The blog of the Dominican student brothers at Blackfriars, Oxford.

Built on the four pillars of our Dominican life – preaching, prayer, study, and community – Godzdogz offers many resources for exploring the Catholic Faith today.
Read more.

Second Week of Advent - Tuesday: it is not the will of your heavenly Father that one of these little ones be lost.

Tuesday, December 06, 2011

Readings: Isaiah 40: 1-11; Psalm 95; Matthew 18: 12-14

We grow up as Christians with many images of God (and Christ) that we find in the Gospels and the Epistles relating God to the Church. Some of the most common ones are: the corner stone to the edifice, the vine and its branches and many others. One image of God that people might forget is the one of the Good Shepherd. A good shepherd attends to his flock (as a shepherdess does to hers). The First reading starts by these very encouraging words:”Comfort, give comfort to my people, says your God. Speak tenderly to Jerusalem, and proclaim to her that her service is at an end, her guilt is expiated; Indeed, she has received from the hand of the LORD double for all her sins.” The Gospel is concluded by words even more consoling”…it is not the will of your heavenly Father that one of these little ones be lost.” What marvellous words to listen to during Advent! It is consoling to know that our God loves us and takes care of us. So, we should not fear God. It would be sad to spend our lives living in fear of a God who created us out of love.

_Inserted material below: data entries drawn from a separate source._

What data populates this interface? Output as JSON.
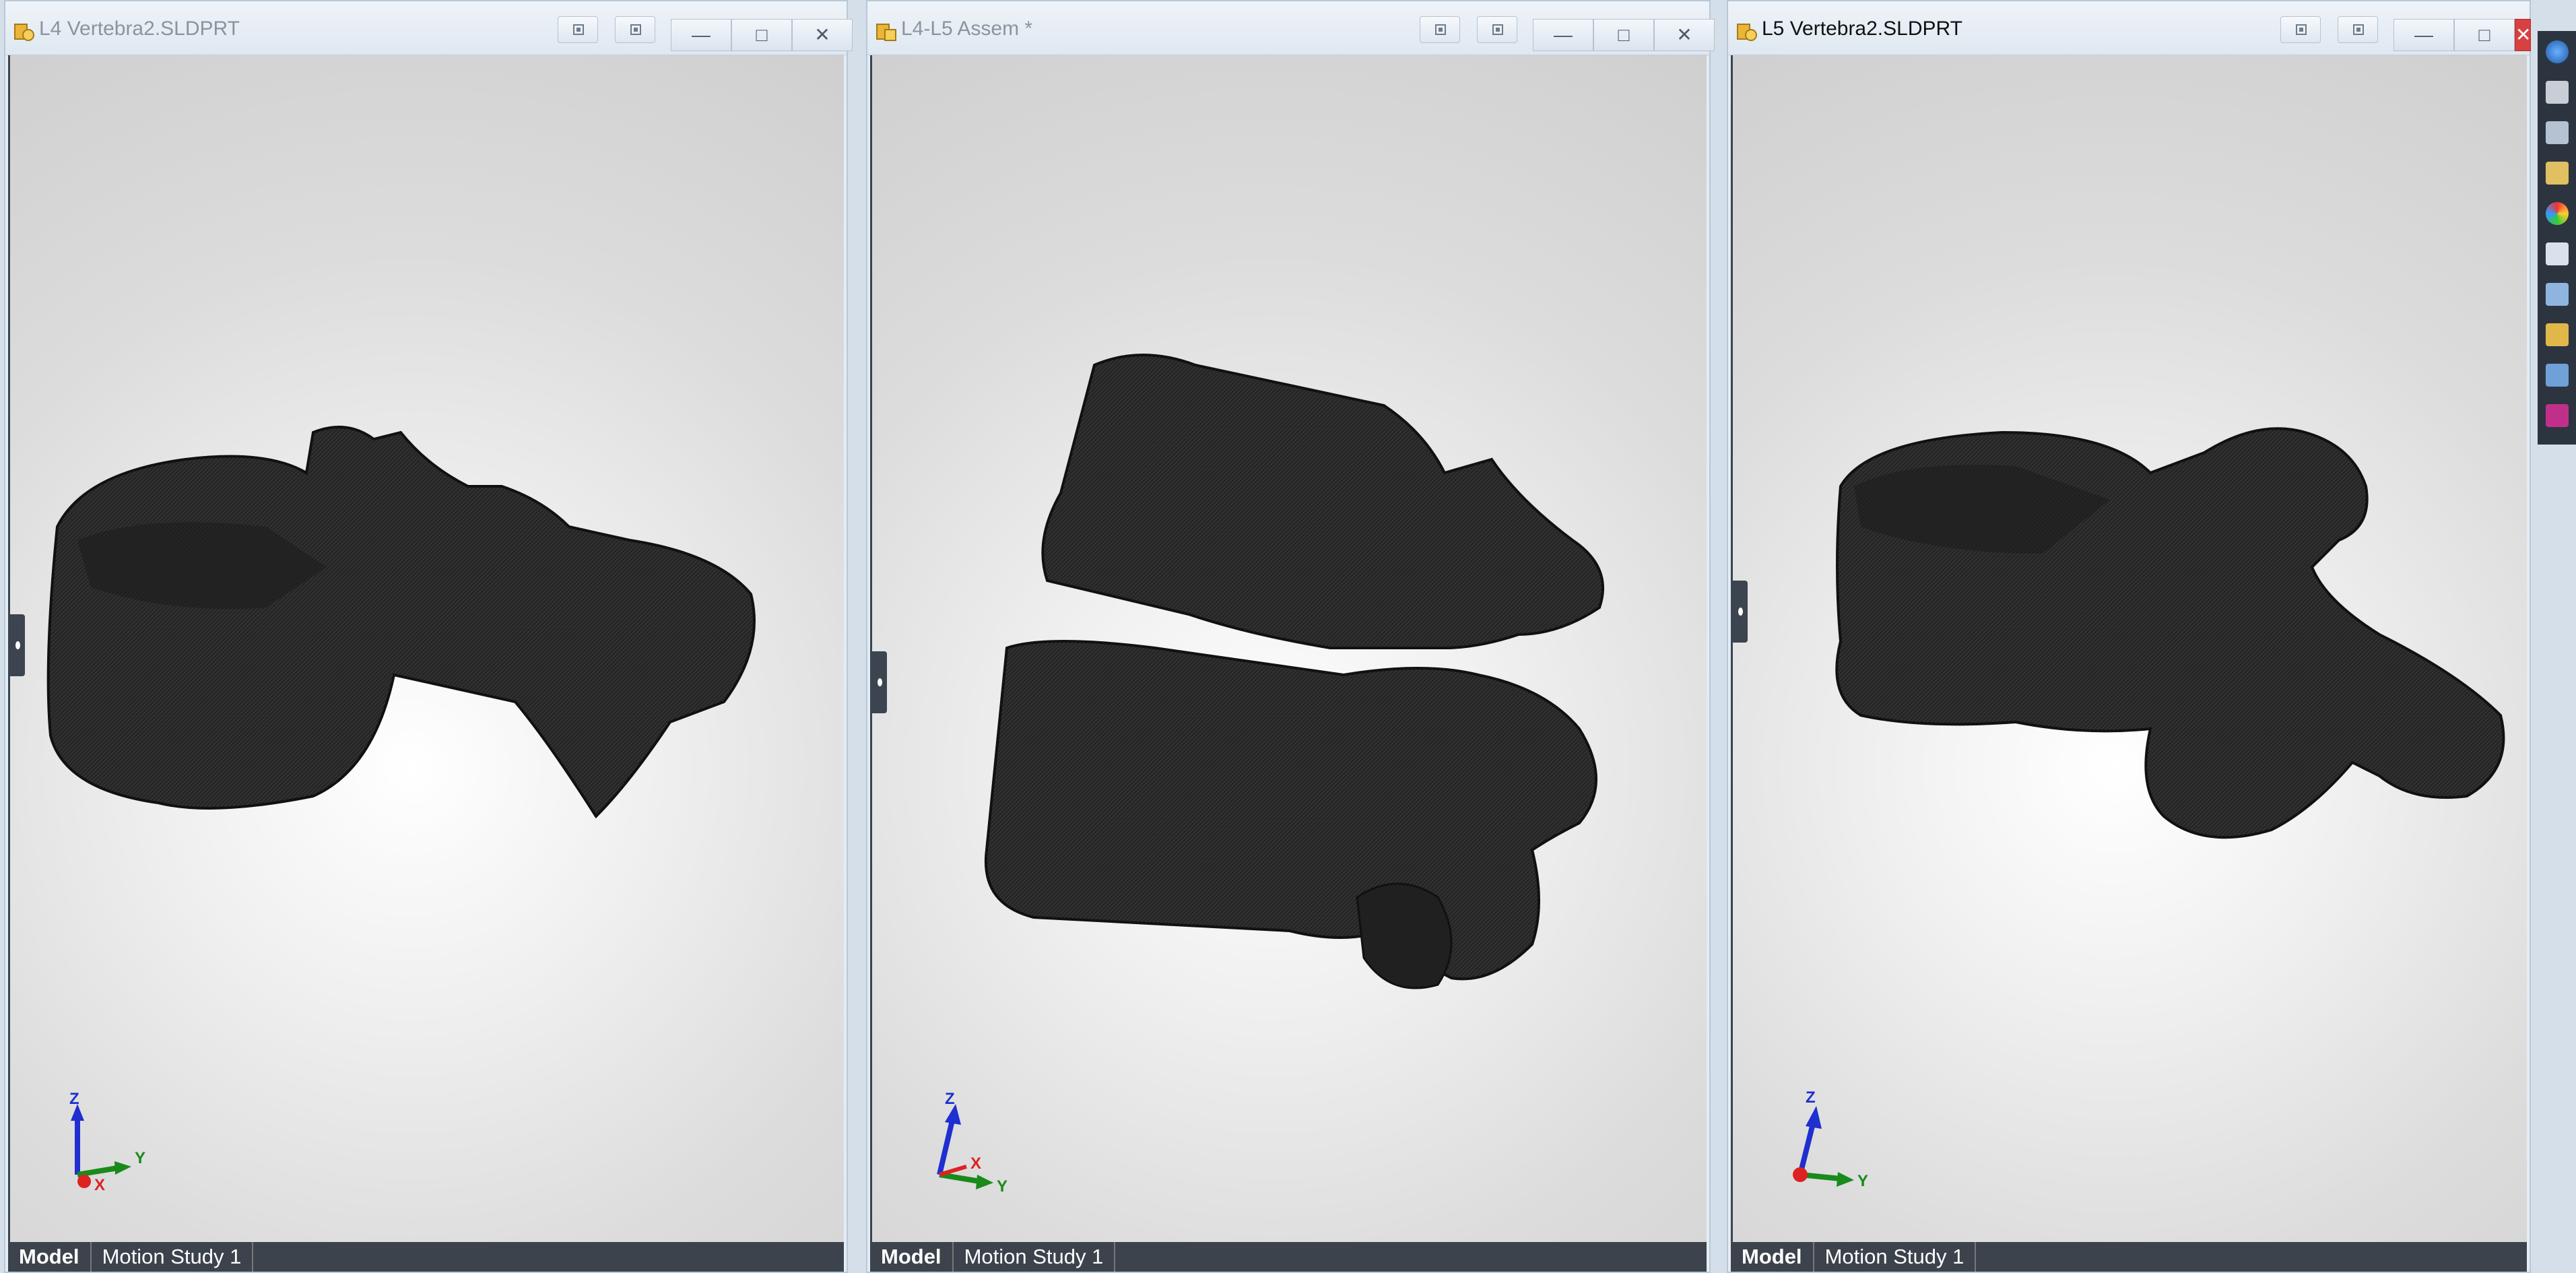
{
  "windows": [
    {
      "title": "L4 Vertebra2.SLDPRT",
      "active": false,
      "tabs": [
        "Model",
        "Motion Study 1"
      ],
      "triad": {
        "z": "Z",
        "y": "Y",
        "x": "X"
      }
    },
    {
      "title": "L4-L5 Assem *",
      "active": false,
      "tabs": [
        "Model",
        "Motion Study 1"
      ],
      "triad": {
        "z": "Z",
        "y": "Y",
        "x": "X"
      }
    },
    {
      "title": "L5 Vertebra2.SLDPRT",
      "active": true,
      "tabs": [
        "Model",
        "Motion Study 1"
      ],
      "triad": {
        "z": "Z",
        "y": "Y"
      }
    }
  ],
  "caption_buttons": {
    "minimize": "—",
    "restore": "□",
    "close": "✕"
  },
  "heads_up_toolbar": [
    "zoom-to-fit-icon",
    "zoom-to-area-icon",
    "previous-view-icon",
    "section-view-icon",
    "view-orientation-icon",
    "display-style-icon",
    "hide-show-items-icon",
    "edit-appearance-icon",
    "apply-scene-icon",
    "view-settings-icon"
  ],
  "task_pane": [
    "solidworks-resources-icon",
    "design-library-icon",
    "file-explorer-icon",
    "view-palette-icon",
    "appearances-icon",
    "custom-properties-icon",
    "forum-icon",
    "toolbox-icon",
    "3d-content-icon",
    "3dexperience-icon"
  ],
  "colors": {
    "accent": "#1f6fd0",
    "close_active": "#d94040",
    "model": "#262626"
  }
}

Countless people in the Church are afraid of God because they see themselves as nothing else but sinners. This mind-set influences every action they perform. They would spend their entire life seeing sin and punishment everywhere. But as they would not be able to avoid sinning – in my mother tongue Kinyarwanda it is said that a saint sins seven times in one day – they would spend their whole life in terror and self-hatred. They forget that the God who will judge them is also a caring God, full of gentleness towards God’s people, just as a shepherd cares about the flock. Are usually children terrified by the idea that their caring parents are going to punish them? The fear of punishment might even lead to deceit and thus to more sins.

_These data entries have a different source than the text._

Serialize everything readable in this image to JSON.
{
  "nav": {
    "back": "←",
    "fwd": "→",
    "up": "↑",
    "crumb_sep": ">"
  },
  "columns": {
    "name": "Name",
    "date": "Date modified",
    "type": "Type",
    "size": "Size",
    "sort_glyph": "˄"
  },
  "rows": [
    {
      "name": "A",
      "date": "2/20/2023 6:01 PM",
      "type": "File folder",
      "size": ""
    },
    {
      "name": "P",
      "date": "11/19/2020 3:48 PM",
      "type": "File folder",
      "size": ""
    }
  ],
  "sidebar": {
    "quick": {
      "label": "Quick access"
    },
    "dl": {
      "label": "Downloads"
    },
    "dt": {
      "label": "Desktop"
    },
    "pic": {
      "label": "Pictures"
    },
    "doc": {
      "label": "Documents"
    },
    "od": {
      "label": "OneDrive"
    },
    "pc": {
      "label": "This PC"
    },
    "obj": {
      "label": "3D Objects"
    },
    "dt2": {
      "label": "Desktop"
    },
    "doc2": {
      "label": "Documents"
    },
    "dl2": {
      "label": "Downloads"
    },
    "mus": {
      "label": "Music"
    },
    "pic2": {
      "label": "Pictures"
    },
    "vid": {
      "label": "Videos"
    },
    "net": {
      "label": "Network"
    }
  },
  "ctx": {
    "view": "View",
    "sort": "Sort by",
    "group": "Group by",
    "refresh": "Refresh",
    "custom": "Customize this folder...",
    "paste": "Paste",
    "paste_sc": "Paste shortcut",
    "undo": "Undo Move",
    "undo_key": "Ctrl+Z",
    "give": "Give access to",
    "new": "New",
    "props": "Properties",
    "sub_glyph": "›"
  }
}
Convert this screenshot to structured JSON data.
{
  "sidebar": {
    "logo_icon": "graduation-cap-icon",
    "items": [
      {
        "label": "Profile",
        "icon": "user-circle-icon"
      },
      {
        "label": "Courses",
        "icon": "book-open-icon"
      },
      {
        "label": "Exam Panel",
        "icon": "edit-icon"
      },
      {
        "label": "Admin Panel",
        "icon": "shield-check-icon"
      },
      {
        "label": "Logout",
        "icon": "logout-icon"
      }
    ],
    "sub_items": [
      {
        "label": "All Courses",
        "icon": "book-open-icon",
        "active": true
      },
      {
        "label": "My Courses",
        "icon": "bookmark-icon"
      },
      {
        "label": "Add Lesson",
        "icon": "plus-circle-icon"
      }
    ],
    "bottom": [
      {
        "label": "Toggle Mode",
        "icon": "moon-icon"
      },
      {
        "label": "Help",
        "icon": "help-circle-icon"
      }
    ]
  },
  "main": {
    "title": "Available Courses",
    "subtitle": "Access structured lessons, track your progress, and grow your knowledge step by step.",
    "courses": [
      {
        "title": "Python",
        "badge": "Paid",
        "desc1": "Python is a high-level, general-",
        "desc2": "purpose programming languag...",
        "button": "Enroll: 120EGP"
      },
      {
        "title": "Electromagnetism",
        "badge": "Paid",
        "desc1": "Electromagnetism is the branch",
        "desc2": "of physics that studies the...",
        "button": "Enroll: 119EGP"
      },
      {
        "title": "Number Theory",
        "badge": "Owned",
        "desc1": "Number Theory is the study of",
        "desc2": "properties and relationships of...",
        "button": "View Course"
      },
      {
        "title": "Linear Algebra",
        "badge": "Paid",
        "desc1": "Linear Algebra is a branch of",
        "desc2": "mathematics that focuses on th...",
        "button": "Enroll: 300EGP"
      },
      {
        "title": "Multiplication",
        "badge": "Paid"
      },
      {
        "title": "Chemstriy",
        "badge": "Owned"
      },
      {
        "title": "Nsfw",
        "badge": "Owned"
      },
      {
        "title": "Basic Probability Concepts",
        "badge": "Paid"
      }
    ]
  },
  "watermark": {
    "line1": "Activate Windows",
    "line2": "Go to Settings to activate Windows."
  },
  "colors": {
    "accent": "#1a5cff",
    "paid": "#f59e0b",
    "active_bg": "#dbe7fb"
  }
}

It happens that non-Christians accuse Christians of not being happy people. They experience that terror displayed by some Christians and rightfully make their conclusions. This is because some Christians expect the king who is to come to be merciless. Today’s readings remind us that our King is a Good Shepherd and is different from others kings. “That imagery [of kingship] is meant to keep the human kings in check” (Schneiders, S. God is more than two men and a bird. US Catholic, May 1990. 20, 22-27. p. 23). Christ who is being born on Christmas is gentle and humble. He chose to be born among sinners because he knew they needed someone to help them live their lives with the joy of knowing that he understands their limitations. That is why he gave us the image of a gentle and caring shepherd, who goes to look for the stray sheep.

Today, let us pray that we may understand that God is Love and that our lives are not a difficult course created by God to test our fidelity. May Christ, our expected king, bring us that hope and happiness he used to give to all those who met him.

And as we celebrate St Nicholas today, I would like to wish a happy feast to our brother Nicholas Crowe OP. May he continue to be inspired by the humble and generous saint.

Gustave Ineza


Post has no comments.

Post a Comment

Captcha Image
Follow us
Meet the Student Brothers

Meet the Student Brothers



Featured Series

Featured Series

Recent posts


Liturgical index

All tags & authors


Upcoming events

View the full calendar